  • John Hessler, senior reference librarian in the Geography and Map Division, will present "Bi-dimensional Regression Revisited: Studying the Mathematical Structure and Form of the Portolan Chart." Hessler uses computer models and newly developed Riemannian metrics and radial basis functions to probe the accuracy and geometric form of portolan charts in a way never before attempted.
  • Fenella France, preservation scientist in the Preservation Research and Testing Division, will present "Scientific and Image Analysis of Portolan Charts: Preliminary Results and Methods." France will focus on hyperspectral imaging, X-ray fluorescence spectroscopy and the carbon dating of the Geography and Map Division's portolan collection.

The Philip Lee Phillips Society was established in 1995 as an association of collectors, geographers, historians and map enthusiasts, with a shared interest in supporting and promoting the programs and activities of the Geography and Map Division. The society's mission is to encourage financial donations, gifts and bequests to make the division's collections more widely known, and to help the division and its staff develop and preserve the cartographic collections of the Library of Congress.

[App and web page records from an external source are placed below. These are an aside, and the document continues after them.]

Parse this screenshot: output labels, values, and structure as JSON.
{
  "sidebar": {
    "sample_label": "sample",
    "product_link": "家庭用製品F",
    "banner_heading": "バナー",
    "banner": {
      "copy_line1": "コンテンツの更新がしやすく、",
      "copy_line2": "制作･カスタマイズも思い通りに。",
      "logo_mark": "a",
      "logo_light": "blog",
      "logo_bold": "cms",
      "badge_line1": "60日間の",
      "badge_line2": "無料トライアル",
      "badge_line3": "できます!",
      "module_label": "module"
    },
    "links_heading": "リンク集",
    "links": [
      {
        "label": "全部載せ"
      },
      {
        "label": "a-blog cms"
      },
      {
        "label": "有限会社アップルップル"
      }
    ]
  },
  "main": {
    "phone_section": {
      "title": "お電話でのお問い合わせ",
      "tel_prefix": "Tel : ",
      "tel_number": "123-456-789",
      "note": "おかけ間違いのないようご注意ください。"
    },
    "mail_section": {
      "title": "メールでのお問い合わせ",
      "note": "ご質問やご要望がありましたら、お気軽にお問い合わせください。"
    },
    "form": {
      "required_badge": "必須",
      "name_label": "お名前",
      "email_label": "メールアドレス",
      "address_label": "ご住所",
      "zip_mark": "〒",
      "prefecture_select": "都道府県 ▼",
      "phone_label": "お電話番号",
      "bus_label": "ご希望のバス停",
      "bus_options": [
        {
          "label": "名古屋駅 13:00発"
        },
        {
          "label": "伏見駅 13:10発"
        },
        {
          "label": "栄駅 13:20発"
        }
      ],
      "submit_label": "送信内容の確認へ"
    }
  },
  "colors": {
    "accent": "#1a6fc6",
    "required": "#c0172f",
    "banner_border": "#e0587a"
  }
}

The Library of Congress has the largest and most comprehensive collection of maps and atlases in the world, some 5.2 million cartographic items that date from the 14th century to the present time. The Library's map collections contain coverage for every country and subject, and include the works of the most famous mapmakers throughout history -- Ptolemy, Waldseemüller, Mercator, Ortelius and Blaeu. For more information, visit www.loc.gov/rr/geogmap/.


PR 10-093
ISSN 0731-3527